#### The data ####

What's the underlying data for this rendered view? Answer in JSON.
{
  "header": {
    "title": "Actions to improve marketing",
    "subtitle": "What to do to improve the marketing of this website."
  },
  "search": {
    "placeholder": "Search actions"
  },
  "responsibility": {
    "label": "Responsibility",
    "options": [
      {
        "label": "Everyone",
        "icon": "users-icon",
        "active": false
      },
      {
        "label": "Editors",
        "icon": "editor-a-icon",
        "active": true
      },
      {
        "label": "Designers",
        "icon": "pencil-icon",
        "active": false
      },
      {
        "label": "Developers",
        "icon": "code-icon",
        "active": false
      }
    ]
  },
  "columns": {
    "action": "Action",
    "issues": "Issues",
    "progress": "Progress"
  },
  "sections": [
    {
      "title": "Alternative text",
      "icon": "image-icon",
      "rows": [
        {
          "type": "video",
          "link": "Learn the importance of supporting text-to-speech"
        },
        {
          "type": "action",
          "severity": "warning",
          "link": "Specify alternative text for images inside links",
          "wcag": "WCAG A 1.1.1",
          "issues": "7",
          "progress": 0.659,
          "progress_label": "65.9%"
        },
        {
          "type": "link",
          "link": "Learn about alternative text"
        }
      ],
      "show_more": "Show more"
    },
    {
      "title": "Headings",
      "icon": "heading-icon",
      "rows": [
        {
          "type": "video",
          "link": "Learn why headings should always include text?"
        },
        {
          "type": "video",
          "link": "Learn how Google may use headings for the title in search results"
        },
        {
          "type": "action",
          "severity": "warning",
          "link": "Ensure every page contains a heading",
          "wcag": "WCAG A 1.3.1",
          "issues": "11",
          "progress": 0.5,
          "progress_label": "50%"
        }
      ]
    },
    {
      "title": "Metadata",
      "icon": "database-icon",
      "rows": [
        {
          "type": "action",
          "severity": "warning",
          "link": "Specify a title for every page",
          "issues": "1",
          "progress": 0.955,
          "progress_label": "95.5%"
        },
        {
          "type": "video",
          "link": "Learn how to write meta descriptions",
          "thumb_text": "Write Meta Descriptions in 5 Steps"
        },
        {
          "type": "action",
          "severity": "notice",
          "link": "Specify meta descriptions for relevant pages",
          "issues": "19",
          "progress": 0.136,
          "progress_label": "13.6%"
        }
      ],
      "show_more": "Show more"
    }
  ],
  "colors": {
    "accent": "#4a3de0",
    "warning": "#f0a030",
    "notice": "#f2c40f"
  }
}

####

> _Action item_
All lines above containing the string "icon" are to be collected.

> _Result of the task_
        "icon": "users-icon",
        "icon": "editor-a-icon",
        "icon": "pencil-icon",
        "icon": "code-icon",
      "icon": "image-icon",
      "icon": "heading-icon",
      "icon": "database-icon",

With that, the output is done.